An older medium than television, radio is more predominant in people’s lives than they might suspect. Television offers advertisers a single daily opportunity to reach maximum audience numbers during Prime Time. Radio offers two, but only Monday through Friday. These periods are called Drive Time and represent when people are typically using radio: driving to work in the morning and from work in the afternoon/evening. During these drive time periods, advertisers can reach a large audience across many demographics by focusing their buys and maximizing promotional and/or contesting opportunities.

Outside of drive times, the demographic that uses radio changes substantially. Some people are lucky enough to be able to listen to the radio while they are at work and we are sometimes exposed to radio while in public shopping areas. However, the bulk of radio users outside of drive times are either retirees or teens. If you get the chance to read audience trend information, you will find radio formats such as oldies, talk, and top 40 will hold an audience all day long while other formats have their strong spikes during their drive times and holes elsewhere.

While the demographic composition of a television station will vary by show, in radio the “show” is the format programmed by the station. Therefore 24 hours a day/7 days a week, you can predict what kind of demographic is listening to a radio station. Exceptions might include college radio where formats change every 3 hours or so depending on the student DJ or speciality programming such as “Breakfast with the Beatles” weekend mornings on a station not typically running classic rock/oldies or the odd Jazz programming block.
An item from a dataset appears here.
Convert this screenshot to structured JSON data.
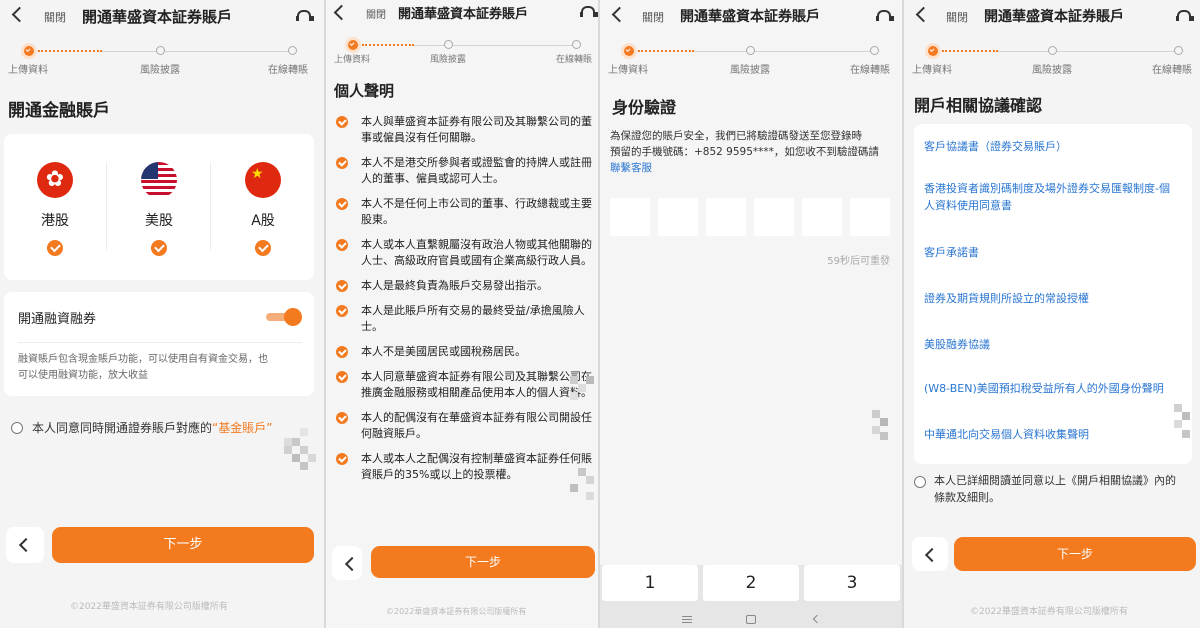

One of the biggest challenges to successfully buying mass media advertising is finding a way to cut through the clutter and finding the ear of an attentive audience. Radio faces the same clutter issues (including Clear Channel despite their ill-advised Less is More initative), but also must contend with a more transitory audience than television does. The length of a show on television is 30 minutes for sitcom, 60 minutes for drama. In radio, the length of a show is only the length of a song. People are more in tune with changing between stations sooner than they are with TV.

Additional issues with constructing an effect radio message include being bound to only having access to the aural senses. Unlike television where producers can create compelling visuals to go with the audio, radio spot producers must rely in the listeners creating visuals in their mind’s eye.

It’s been my experience that purchasing radio is best done in concert with a strong television campaign. Radio can do an excellent job of reinforcing a branding message that was otherwise started. Should an advertiser be restricted to radio only, they would be well advised to talk to their local radio sales rep about finding ways of integrating their advertising messaging with DJ content and making it part of song wrap-arounds as much as possible rather than letting a traffic manager drop their spot in the middle of an extended break.

I hope this short insight into radio buying proves to be helpful to you. I’d love to hear any feedback you might have about your personal experiences in buying radio and what’s worked for you. Of course, if you need help with radio or any other kind of media buy, please give my company a call.

Written by Jeff York

April 13, 2008 at 7:57 pm